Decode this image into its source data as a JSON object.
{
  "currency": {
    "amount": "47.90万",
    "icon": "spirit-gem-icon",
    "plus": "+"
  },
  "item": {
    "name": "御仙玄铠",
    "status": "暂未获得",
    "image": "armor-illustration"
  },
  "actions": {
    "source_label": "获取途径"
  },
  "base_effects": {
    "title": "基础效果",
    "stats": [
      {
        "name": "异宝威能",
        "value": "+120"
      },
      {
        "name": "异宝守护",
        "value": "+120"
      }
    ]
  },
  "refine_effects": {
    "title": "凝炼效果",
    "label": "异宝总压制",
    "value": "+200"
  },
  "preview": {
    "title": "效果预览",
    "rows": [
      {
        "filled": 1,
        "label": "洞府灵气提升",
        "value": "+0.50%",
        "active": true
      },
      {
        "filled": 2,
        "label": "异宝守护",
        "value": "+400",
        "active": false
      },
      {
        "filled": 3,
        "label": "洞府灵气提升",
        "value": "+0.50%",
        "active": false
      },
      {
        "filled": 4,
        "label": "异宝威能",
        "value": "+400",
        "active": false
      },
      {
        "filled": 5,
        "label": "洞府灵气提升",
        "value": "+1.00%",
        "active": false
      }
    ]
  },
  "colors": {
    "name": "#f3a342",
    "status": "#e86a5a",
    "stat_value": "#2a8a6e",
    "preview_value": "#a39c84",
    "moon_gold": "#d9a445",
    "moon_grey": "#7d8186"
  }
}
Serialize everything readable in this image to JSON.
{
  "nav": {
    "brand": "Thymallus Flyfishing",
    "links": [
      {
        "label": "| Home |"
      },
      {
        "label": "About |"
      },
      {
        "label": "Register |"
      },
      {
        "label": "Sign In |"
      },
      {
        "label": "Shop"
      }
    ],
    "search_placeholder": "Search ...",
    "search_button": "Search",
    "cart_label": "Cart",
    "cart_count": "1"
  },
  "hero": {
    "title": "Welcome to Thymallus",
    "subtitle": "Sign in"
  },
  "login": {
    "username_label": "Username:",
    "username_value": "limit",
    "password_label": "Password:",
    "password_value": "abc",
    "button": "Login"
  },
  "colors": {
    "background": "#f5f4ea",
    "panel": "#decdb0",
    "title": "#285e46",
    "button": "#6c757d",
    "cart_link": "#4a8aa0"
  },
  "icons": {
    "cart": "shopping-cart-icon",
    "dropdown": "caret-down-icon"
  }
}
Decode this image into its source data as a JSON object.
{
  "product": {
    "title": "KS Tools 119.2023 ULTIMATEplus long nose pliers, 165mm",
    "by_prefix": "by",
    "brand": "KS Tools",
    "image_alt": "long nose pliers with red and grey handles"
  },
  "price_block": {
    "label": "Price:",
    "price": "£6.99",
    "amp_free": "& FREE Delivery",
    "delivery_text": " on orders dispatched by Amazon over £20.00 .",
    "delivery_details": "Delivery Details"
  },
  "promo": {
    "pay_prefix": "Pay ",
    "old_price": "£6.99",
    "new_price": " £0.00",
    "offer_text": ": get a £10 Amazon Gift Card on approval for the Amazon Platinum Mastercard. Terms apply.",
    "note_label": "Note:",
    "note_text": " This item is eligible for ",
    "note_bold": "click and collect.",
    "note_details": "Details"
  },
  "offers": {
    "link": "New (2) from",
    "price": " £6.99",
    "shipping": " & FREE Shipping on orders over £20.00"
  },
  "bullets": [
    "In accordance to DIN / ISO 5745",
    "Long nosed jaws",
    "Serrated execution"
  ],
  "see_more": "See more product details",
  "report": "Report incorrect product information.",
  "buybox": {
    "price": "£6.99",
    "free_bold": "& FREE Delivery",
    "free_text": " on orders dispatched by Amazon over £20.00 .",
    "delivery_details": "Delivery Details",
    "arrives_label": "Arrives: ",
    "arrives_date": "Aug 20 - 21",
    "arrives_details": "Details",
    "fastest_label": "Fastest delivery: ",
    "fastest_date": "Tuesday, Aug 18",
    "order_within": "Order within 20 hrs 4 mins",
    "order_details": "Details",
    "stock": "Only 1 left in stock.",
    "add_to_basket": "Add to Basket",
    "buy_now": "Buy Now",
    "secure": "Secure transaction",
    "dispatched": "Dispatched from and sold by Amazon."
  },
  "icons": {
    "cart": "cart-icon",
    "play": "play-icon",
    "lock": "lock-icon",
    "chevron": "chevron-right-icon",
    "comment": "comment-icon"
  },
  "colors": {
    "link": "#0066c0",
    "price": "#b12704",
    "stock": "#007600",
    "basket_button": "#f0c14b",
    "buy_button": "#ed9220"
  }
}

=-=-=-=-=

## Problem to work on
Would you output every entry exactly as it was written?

## Task response
Decode this image into its source data as a JSON object.
{
  "currency": {
    "amount": "47.90万",
    "icon": "spirit-gem-icon",
    "plus": "+"
  },
  "item": {
    "name": "御仙玄铠",
    "status": "暂未获得",
    "image": "armor-illustration"
  },
  "actions": {
    "source_label": "获取途径"
  },
  "base_effects": {
    "title": "基础效果",
    "stats": [
      {
        "name": "异宝威能",
        "value": "+120"
      },
      {
        "name": "异宝守护",
        "value": "+120"
      }
    ]
  },
  "refine_effects": {
    "title": "凝炼效果",
    "label": "异宝总压制",
    "value": "+200"
  },
  "preview": {
    "title": "效果预览",
    "rows": [
      {
        "filled": 1,
        "label": "洞府灵气提升",
        "value": "+0.50%",
        "active": true
      },
      {
        "filled": 2,
        "label": "异宝守护",
        "value": "+400",
        "active": false
      },
      {
        "filled": 3,
        "label": "洞府灵气提升",
        "value": "+0.50%",
        "active": false
      },
      {
        "filled": 4,
        "label": "异宝威能",
        "value": "+400",
        "active": false
      },
      {
        "filled": 5,
        "label": "洞府灵气提升",
        "value": "+1.00%",
        "active": false
      }
    ]
  },
  "colors": {
    "name": "#f3a342",
    "status": "#e86a5a",
    "stat_value": "#2a8a6e",
    "preview_value": "#a39c84",
    "moon_gold": "#d9a445",
    "moon_grey": "#7d8186"
  }
}
Serialize everything readable in this image to JSON.
{
  "nav": {
    "brand": "Thymallus Flyfishing",
    "links": [
      {
        "label": "| Home |"
      },
      {
        "label": "About |"
      },
      {
        "label": "Register |"
      },
      {
        "label": "Sign In |"
      },
      {
        "label": "Shop"
      }
    ],
    "search_placeholder": "Search ...",
    "search_button": "Search",
    "cart_label": "Cart",
    "cart_count": "1"
  },
  "hero": {
    "title": "Welcome to Thymallus",
    "subtitle": "Sign in"
  },
  "login": {
    "username_label": "Username:",
    "username_value": "limit",
    "password_label": "Password:",
    "password_value": "abc",
    "button": "Login"
  },
  "colors": {
    "background": "#f5f4ea",
    "panel": "#decdb0",
    "title": "#285e46",
    "button": "#6c757d",
    "cart_link": "#4a8aa0"
  },
  "icons": {
    "cart": "shopping-cart-icon",
    "dropdown": "caret-down-icon"
  }
}
Decode this image into its source data as a JSON object.
{
  "product": {
    "title": "KS Tools 119.2023 ULTIMATEplus long nose pliers, 165mm",
    "by_prefix": "by",
    "brand": "KS Tools",
    "image_alt": "long nose pliers with red and grey handles"
  },
  "price_block": {
    "label": "Price:",
    "price": "£6.99",
    "amp_free": "& FREE Delivery",
    "delivery_text": " on orders dispatched by Amazon over £20.00 .",
    "delivery_details": "Delivery Details"
  },
  "promo": {
    "pay_prefix": "Pay ",
    "old_price": "£6.99",
    "new_price": " £0.00",
    "offer_text": ": get a £10 Amazon Gift Card on approval for the Amazon Platinum Mastercard. Terms apply.",
    "note_label": "Note:",
    "note_text": " This item is eligible for ",
    "note_bold": "click and collect.",
    "note_details": "Details"
  },
  "offers": {
    "link": "New (2) from",
    "price": " £6.99",
    "shipping": " & FREE Shipping on orders over £20.00"
  },
  "bullets": [
    "In accordance to DIN / ISO 5745",
    "Long nosed jaws",
    "Serrated execution"
  ],
  "see_more": "See more product details",
  "report": "Report incorrect product information.",
  "buybox": {
    "price": "£6.99",
    "free_bold": "& FREE Delivery",
    "free_text": " on orders dispatched by Amazon over £20.00 .",
    "delivery_details": "Delivery Details",
    "arrives_label": "Arrives: ",
    "arrives_date": "Aug 20 - 21",
    "arrives_details": "Details",
    "fastest_label": "Fastest delivery: ",
    "fastest_date": "Tuesday, Aug 18",
    "order_within": "Order within 20 hrs 4 mins",
    "order_details": "Details",
    "stock": "Only 1 left in stock.",
    "add_to_basket": "Add to Basket",
    "buy_now": "Buy Now",
    "secure": "Secure transaction",
    "dispatched": "Dispatched from and sold by Amazon."
  },
  "icons": {
    "cart": "cart-icon",
    "play": "play-icon",
    "lock": "lock-icon",
    "chevron": "chevron-right-icon",
    "comment": "comment-icon"
  },
  "colors": {
    "link": "#0066c0",
    "price": "#b12704",
    "stock": "#007600",
    "basket_button": "#f0c14b",
    "buy_button": "#ed9220"
  }
}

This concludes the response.